Everything in the entries except the pictures should be repeated exactly.

§ **EXERCISE MATERIAL**:
BEGIN

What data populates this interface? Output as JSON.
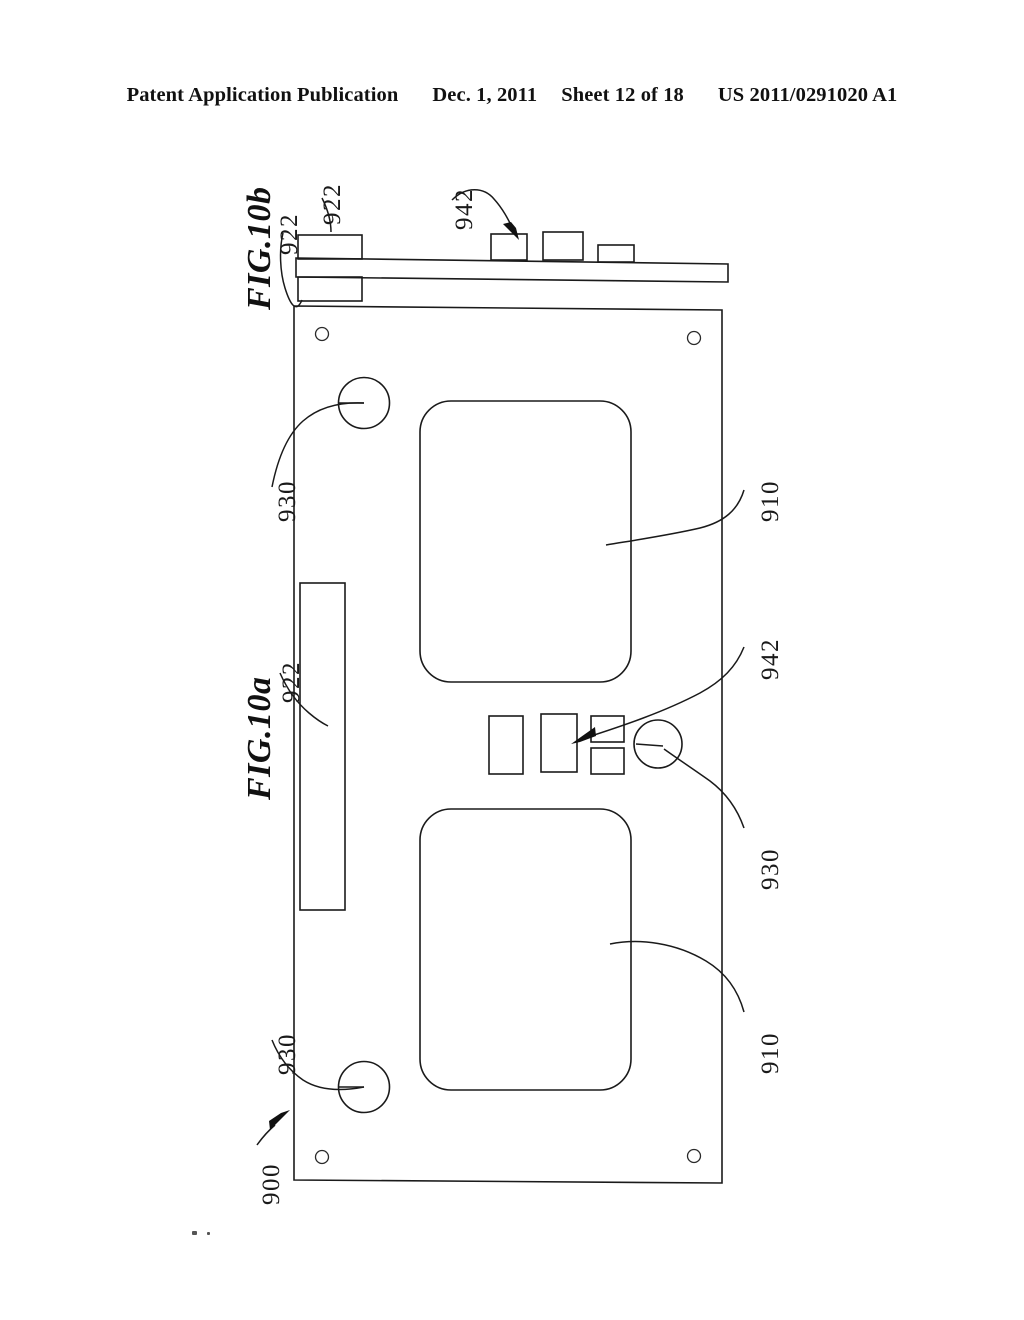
{
  "header": {
    "publication": "Patent Application Publication",
    "date": "Dec. 1, 2011",
    "sheet": "Sheet 12 of 18",
    "patent_number": "US 2011/0291020 A1"
  },
  "figures": [
    {
      "id": "fig-10b",
      "label": "FIG.10b",
      "view": "side elevation"
    },
    {
      "id": "fig-10a",
      "label": "FIG.10a",
      "view": "plan"
    }
  ],
  "reference_numerals": {
    "fig10b_922_upper": "922",
    "fig10b_922_lower": "922",
    "fig10b_942": "942",
    "fig10a_922": "922",
    "fig10a_930_top": "930",
    "fig10a_930_bottom": "930",
    "fig10a_930_right": "930",
    "fig10a_910_top": "910",
    "fig10a_910_bottom": "910",
    "fig10a_942": "942",
    "fig10a_900": "900"
  },
  "colors": {
    "ink": "#1a1a1a",
    "paper": "#ffffff"
  }
}
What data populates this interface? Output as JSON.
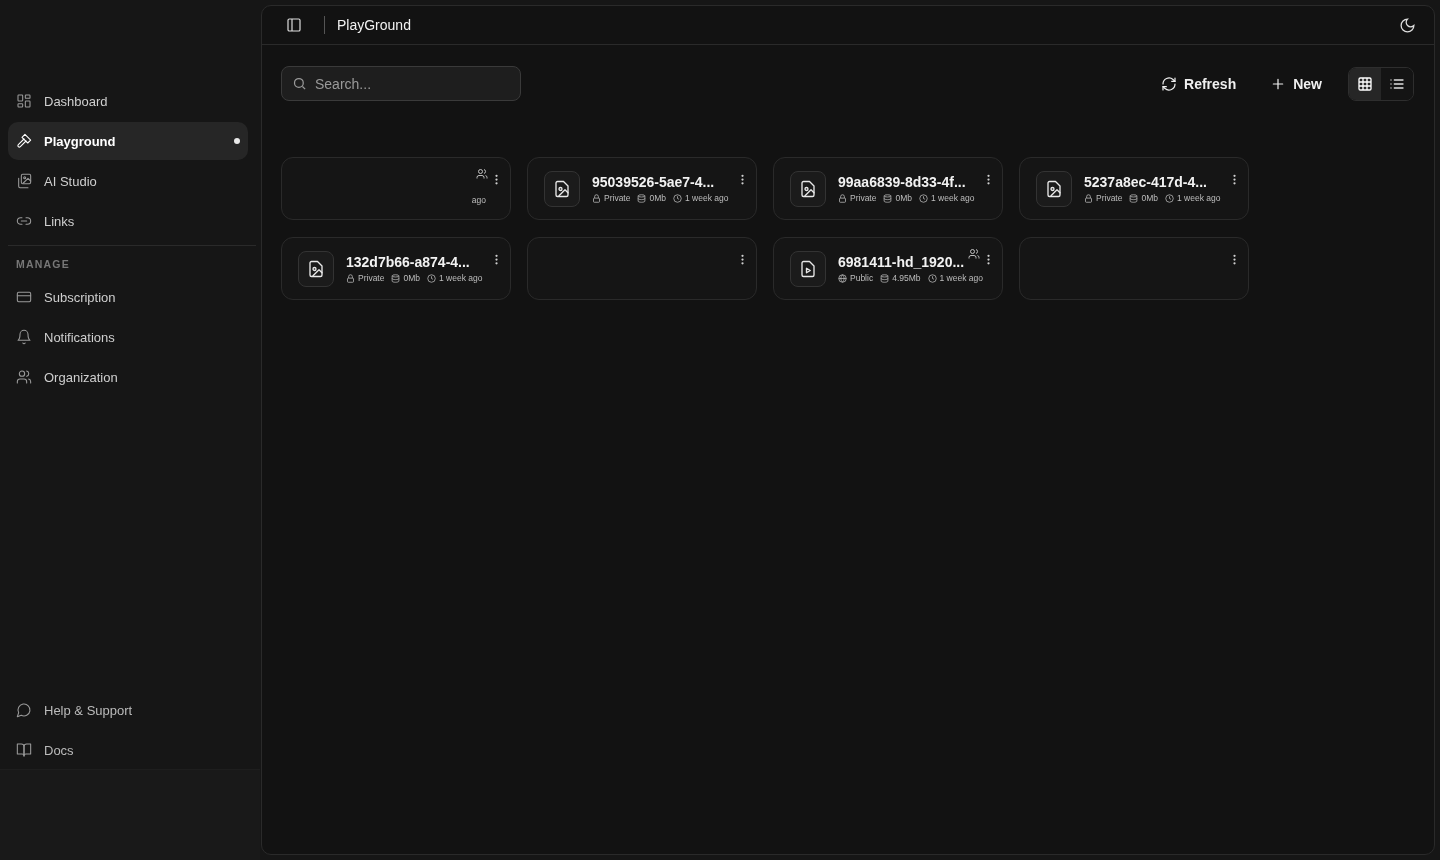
{
  "sidebar": {
    "items": [
      {
        "label": "Dashboard",
        "selected": false
      },
      {
        "label": "Playground",
        "selected": true
      },
      {
        "label": "AI Studio",
        "selected": false
      },
      {
        "label": "Links",
        "selected": false
      }
    ],
    "section_label": "MANAGE",
    "manage_items": [
      {
        "label": "Subscription",
        "selected": false
      },
      {
        "label": "Notifications",
        "selected": false
      },
      {
        "label": "Organization",
        "selected": false
      }
    ],
    "footer_items": [
      {
        "label": "Help & Support"
      },
      {
        "label": "Docs"
      }
    ]
  },
  "header": {
    "title": "PlayGround"
  },
  "toolbar": {
    "search": {
      "placeholder": "Search..."
    },
    "refresh": "Refresh",
    "new": "New",
    "views": [
      {
        "kind": "grid",
        "selected": true
      },
      {
        "kind": "list",
        "selected": false
      }
    ]
  },
  "files": [
    {
      "kind": "hidden",
      "shared": true,
      "fragment": "ago"
    },
    {
      "kind": "image",
      "title": "95039526-5ae7-4...",
      "visibility": {
        "kind": "private",
        "label": "Private"
      },
      "size": "0Mb",
      "time": "1 week ago",
      "shared": false
    },
    {
      "kind": "image",
      "title": "99aa6839-8d33-4f...",
      "visibility": {
        "kind": "private",
        "label": "Private"
      },
      "size": "0Mb",
      "time": "1 week ago",
      "shared": false
    },
    {
      "kind": "image",
      "title": "5237a8ec-417d-4...",
      "visibility": {
        "kind": "private",
        "label": "Private"
      },
      "size": "0Mb",
      "time": "1 week ago",
      "shared": false
    },
    {
      "kind": "image",
      "title": "132d7b66-a874-4...",
      "visibility": {
        "kind": "private",
        "label": "Private"
      },
      "size": "0Mb",
      "time": "1 week ago",
      "shared": false
    },
    {
      "kind": "hidden",
      "shared": false
    },
    {
      "kind": "video",
      "title": "6981411-hd_1920...",
      "visibility": {
        "kind": "public",
        "label": "Public"
      },
      "size": "4.95Mb",
      "time": "1 week ago",
      "shared": true
    },
    {
      "kind": "hidden",
      "shared": false
    }
  ]
}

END

§ **EXERCISE ANSWER**:
What data populates this interface? Output as JSON.
{
  "header": {
    "publication": "Patent Application Publication",
    "date": "Dec. 1, 2011",
    "sheet": "Sheet 12 of 18",
    "patent_number": "US 2011/0291020 A1"
  },
  "figures": [
    {
      "id": "fig-10b",
      "label": "FIG.10b",
      "view": "side elevation"
    },
    {
      "id": "fig-10a",
      "label": "FIG.10a",
      "view": "plan"
    }
  ],
  "reference_numerals": {
    "fig10b_922_upper": "922",
    "fig10b_922_lower": "922",
    "fig10b_942": "942",
    "fig10a_922": "922",
    "fig10a_930_top": "930",
    "fig10a_930_bottom": "930",
    "fig10a_930_right": "930",
    "fig10a_910_top": "910",
    "fig10a_910_bottom": "910",
    "fig10a_942": "942",
    "fig10a_900": "900"
  },
  "colors": {
    "ink": "#1a1a1a",
    "paper": "#ffffff"
  }
}
What data populates this interface? Output as JSON.
{
  "sidebar": {
    "items": [
      {
        "label": "Dashboard",
        "selected": false
      },
      {
        "label": "Playground",
        "selected": true
      },
      {
        "label": "AI Studio",
        "selected": false
      },
      {
        "label": "Links",
        "selected": false
      }
    ],
    "section_label": "MANAGE",
    "manage_items": [
      {
        "label": "Subscription",
        "selected": false
      },
      {
        "label": "Notifications",
        "selected": false
      },
      {
        "label": "Organization",
        "selected": false
      }
    ],
    "footer_items": [
      {
        "label": "Help & Support"
      },
      {
        "label": "Docs"
      }
    ]
  },
  "header": {
    "title": "PlayGround"
  },
  "toolbar": {
    "search": {
      "placeholder": "Search..."
    },
    "refresh": "Refresh",
    "new": "New",
    "views": [
      {
        "kind": "grid",
        "selected": true
      },
      {
        "kind": "list",
        "selected": false
      }
    ]
  },
  "files": [
    {
      "kind": "hidden",
      "shared": true,
      "fragment": "ago"
    },
    {
      "kind": "image",
      "title": "95039526-5ae7-4...",
      "visibility": {
        "kind": "private",
        "label": "Private"
      },
      "size": "0Mb",
      "time": "1 week ago",
      "shared": false
    },
    {
      "kind": "image",
      "title": "99aa6839-8d33-4f...",
      "visibility": {
        "kind": "private",
        "label": "Private"
      },
      "size": "0Mb",
      "time": "1 week ago",
      "shared": false
    },
    {
      "kind": "image",
      "title": "5237a8ec-417d-4...",
      "visibility": {
        "kind": "private",
        "label": "Private"
      },
      "size": "0Mb",
      "time": "1 week ago",
      "shared": false
    },
    {
      "kind": "image",
      "title": "132d7b66-a874-4...",
      "visibility": {
        "kind": "private",
        "label": "Private"
      },
      "size": "0Mb",
      "time": "1 week ago",
      "shared": false
    },
    {
      "kind": "hidden",
      "shared": false
    },
    {
      "kind": "video",
      "title": "6981411-hd_1920...",
      "visibility": {
        "kind": "public",
        "label": "Public"
      },
      "size": "4.95Mb",
      "time": "1 week ago",
      "shared": true
    },
    {
      "kind": "hidden",
      "shared": false
    }
  ]
}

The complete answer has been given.